++++ RECORD EXTRACTS

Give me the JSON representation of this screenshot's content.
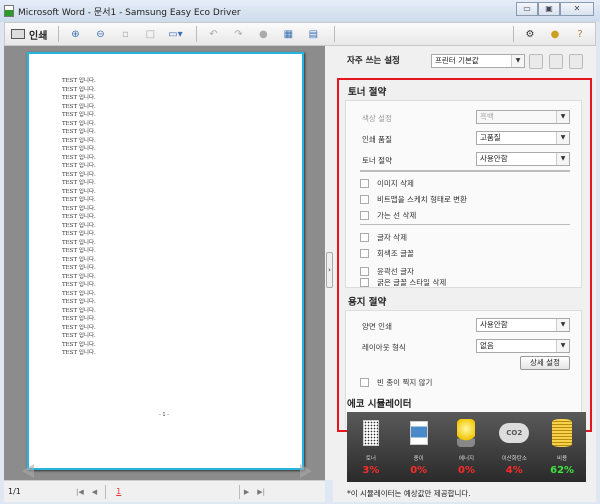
{
  "window": {
    "title": "Microsoft Word - 문서1 - Samsung Easy Eco Driver",
    "minimize": "▭",
    "maximize": "▣",
    "close": "✕"
  },
  "toolbar": {
    "print_label": "인쇄"
  },
  "document": {
    "lines": [
      "TEST 입니다.",
      "TEST 입니다.",
      "TEST 입니다.",
      "TEST 입니다.",
      "TEST 입니다.",
      "TEST 입니다.",
      "TEST 입니다.",
      "TEST 입니다.",
      "TEST 입니다.",
      "TEST 입니다.",
      "TEST 입니다.",
      "TEST 입니다.",
      "TEST 입니다.",
      "TEST 입니다.",
      "TEST 입니다.",
      "TEST 입니다.",
      "TEST 입니다.",
      "TEST 입니다.",
      "TEST 입니다.",
      "TEST 입니다.",
      "TEST 입니다.",
      "TEST 입니다.",
      "TEST 입니다.",
      "TEST 입니다.",
      "TEST 입니다.",
      "TEST 입니다.",
      "TEST 입니다.",
      "TEST 입니다.",
      "TEST 입니다.",
      "TEST 입니다.",
      "TEST 입니다.",
      "TEST 입니다.",
      "TEST 입니다."
    ],
    "page_number": "- 1 -"
  },
  "status": {
    "page_count": "1/1",
    "current_page": "1"
  },
  "settings": {
    "favorites_label": "자주 쓰는 설정",
    "favorites_value": "프린터 기본값"
  },
  "toner": {
    "title": "토너 절약",
    "color_label": "색상 설정",
    "color_value": "흑백",
    "quality_label": "인쇄 품질",
    "quality_value": "고품질",
    "toner_label": "토너 절약",
    "toner_value": "사용안함",
    "checks1": [
      "이미지 삭제",
      "비트맵을 스케치 형태로 변환",
      "가는 선 삭제"
    ],
    "checks2": [
      "글자 삭제",
      "회색조 글꼴",
      "윤곽선 글자",
      "굵은 글꼴 스타일 삭제"
    ]
  },
  "paper": {
    "title": "용지 절약",
    "duplex_label": "양면 인쇄",
    "duplex_value": "사용안함",
    "layout_label": "레이아웃 형식",
    "layout_value": "없음",
    "detail_button": "상세 설정",
    "skip_blank": "빈 종이 찍지 않기"
  },
  "eco": {
    "title": "에코 시뮬레이터",
    "items": [
      {
        "name": "토너",
        "value": "3%",
        "color": "#ff2a2a"
      },
      {
        "name": "종이",
        "value": "0%",
        "color": "#ff2a2a"
      },
      {
        "name": "에너지",
        "value": "0%",
        "color": "#ff2a2a"
      },
      {
        "name": "이산화탄소",
        "value": "4%",
        "color": "#ff2a2a"
      },
      {
        "name": "비용",
        "value": "62%",
        "color": "#3fe23f"
      }
    ],
    "co2_text": "CO2",
    "note": "*이 시뮬레이터는 예상값만 제공합니다."
  }
}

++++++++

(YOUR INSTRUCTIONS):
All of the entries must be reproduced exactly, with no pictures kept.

(WRITTEN ANSWER):
Give me the JSON representation of this screenshot's content.
{
  "window": {
    "title": "Microsoft Word - 문서1 - Samsung Easy Eco Driver",
    "minimize": "▭",
    "maximize": "▣",
    "close": "✕"
  },
  "toolbar": {
    "print_label": "인쇄"
  },
  "document": {
    "lines": [
      "TEST 입니다.",
      "TEST 입니다.",
      "TEST 입니다.",
      "TEST 입니다.",
      "TEST 입니다.",
      "TEST 입니다.",
      "TEST 입니다.",
      "TEST 입니다.",
      "TEST 입니다.",
      "TEST 입니다.",
      "TEST 입니다.",
      "TEST 입니다.",
      "TEST 입니다.",
      "TEST 입니다.",
      "TEST 입니다.",
      "TEST 입니다.",
      "TEST 입니다.",
      "TEST 입니다.",
      "TEST 입니다.",
      "TEST 입니다.",
      "TEST 입니다.",
      "TEST 입니다.",
      "TEST 입니다.",
      "TEST 입니다.",
      "TEST 입니다.",
      "TEST 입니다.",
      "TEST 입니다.",
      "TEST 입니다.",
      "TEST 입니다.",
      "TEST 입니다.",
      "TEST 입니다.",
      "TEST 입니다.",
      "TEST 입니다."
    ],
    "page_number": "- 1 -"
  },
  "status": {
    "page_count": "1/1",
    "current_page": "1"
  },
  "settings": {
    "favorites_label": "자주 쓰는 설정",
    "favorites_value": "프린터 기본값"
  },
  "toner": {
    "title": "토너 절약",
    "color_label": "색상 설정",
    "color_value": "흑백",
    "quality_label": "인쇄 품질",
    "quality_value": "고품질",
    "toner_label": "토너 절약",
    "toner_value": "사용안함",
    "checks1": [
      "이미지 삭제",
      "비트맵을 스케치 형태로 변환",
      "가는 선 삭제"
    ],
    "checks2": [
      "글자 삭제",
      "회색조 글꼴",
      "윤곽선 글자",
      "굵은 글꼴 스타일 삭제"
    ]
  },
  "paper": {
    "title": "용지 절약",
    "duplex_label": "양면 인쇄",
    "duplex_value": "사용안함",
    "layout_label": "레이아웃 형식",
    "layout_value": "없음",
    "detail_button": "상세 설정",
    "skip_blank": "빈 종이 찍지 않기"
  },
  "eco": {
    "title": "에코 시뮬레이터",
    "items": [
      {
        "name": "토너",
        "value": "3%",
        "color": "#ff2a2a"
      },
      {
        "name": "종이",
        "value": "0%",
        "color": "#ff2a2a"
      },
      {
        "name": "에너지",
        "value": "0%",
        "color": "#ff2a2a"
      },
      {
        "name": "이산화탄소",
        "value": "4%",
        "color": "#ff2a2a"
      },
      {
        "name": "비용",
        "value": "62%",
        "color": "#3fe23f"
      }
    ],
    "co2_text": "CO2",
    "note": "*이 시뮬레이터는 예상값만 제공합니다."
  }
}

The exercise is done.